----- Supplied data

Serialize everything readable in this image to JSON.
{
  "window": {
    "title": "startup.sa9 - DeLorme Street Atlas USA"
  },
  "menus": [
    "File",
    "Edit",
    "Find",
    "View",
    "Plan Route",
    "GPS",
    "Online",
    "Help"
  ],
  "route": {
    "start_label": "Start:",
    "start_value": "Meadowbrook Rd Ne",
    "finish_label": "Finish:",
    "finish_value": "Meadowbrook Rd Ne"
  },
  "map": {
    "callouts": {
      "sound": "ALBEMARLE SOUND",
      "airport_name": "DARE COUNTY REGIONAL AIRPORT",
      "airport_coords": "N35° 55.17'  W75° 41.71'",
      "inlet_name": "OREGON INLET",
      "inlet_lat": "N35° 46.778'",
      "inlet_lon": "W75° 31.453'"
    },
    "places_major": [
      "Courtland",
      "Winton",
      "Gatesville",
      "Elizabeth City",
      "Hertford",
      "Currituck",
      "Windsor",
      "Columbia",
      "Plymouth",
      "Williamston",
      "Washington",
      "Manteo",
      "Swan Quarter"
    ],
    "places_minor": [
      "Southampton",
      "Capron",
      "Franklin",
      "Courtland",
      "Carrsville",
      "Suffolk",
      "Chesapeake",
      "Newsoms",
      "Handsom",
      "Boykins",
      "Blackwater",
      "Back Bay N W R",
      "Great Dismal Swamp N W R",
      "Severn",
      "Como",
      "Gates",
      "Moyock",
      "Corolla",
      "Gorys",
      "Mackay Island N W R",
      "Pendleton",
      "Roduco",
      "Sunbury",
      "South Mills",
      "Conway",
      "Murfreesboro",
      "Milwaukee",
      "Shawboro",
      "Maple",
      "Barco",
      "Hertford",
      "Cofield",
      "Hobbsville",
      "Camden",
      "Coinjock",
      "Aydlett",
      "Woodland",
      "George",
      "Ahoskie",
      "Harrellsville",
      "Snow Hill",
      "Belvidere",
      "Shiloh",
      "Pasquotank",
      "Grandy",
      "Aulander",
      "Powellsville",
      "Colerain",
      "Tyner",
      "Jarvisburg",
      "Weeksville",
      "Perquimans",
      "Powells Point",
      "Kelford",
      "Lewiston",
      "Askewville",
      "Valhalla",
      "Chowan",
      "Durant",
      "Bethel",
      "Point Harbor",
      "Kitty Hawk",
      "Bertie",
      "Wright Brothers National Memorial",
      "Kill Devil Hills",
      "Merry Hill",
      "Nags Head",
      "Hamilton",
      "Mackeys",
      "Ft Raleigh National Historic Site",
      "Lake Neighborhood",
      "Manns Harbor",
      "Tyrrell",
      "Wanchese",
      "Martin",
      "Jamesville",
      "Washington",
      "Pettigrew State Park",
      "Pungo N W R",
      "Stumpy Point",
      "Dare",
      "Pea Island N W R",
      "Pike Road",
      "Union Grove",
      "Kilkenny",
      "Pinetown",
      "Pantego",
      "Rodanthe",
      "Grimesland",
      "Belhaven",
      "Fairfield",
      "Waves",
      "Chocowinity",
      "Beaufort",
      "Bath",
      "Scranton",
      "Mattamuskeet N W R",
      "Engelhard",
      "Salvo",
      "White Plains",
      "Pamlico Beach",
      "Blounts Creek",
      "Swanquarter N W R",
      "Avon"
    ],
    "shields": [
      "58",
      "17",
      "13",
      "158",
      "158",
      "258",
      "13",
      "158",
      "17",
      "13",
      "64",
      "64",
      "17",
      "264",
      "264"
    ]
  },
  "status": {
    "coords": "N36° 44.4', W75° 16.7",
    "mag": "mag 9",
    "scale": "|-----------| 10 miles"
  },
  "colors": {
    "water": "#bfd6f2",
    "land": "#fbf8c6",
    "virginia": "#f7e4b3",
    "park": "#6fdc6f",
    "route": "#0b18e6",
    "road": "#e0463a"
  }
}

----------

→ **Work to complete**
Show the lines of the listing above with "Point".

→ **Result of the exercise**
      "Powells Point",
      "Point Harbor",
      "Stumpy Point",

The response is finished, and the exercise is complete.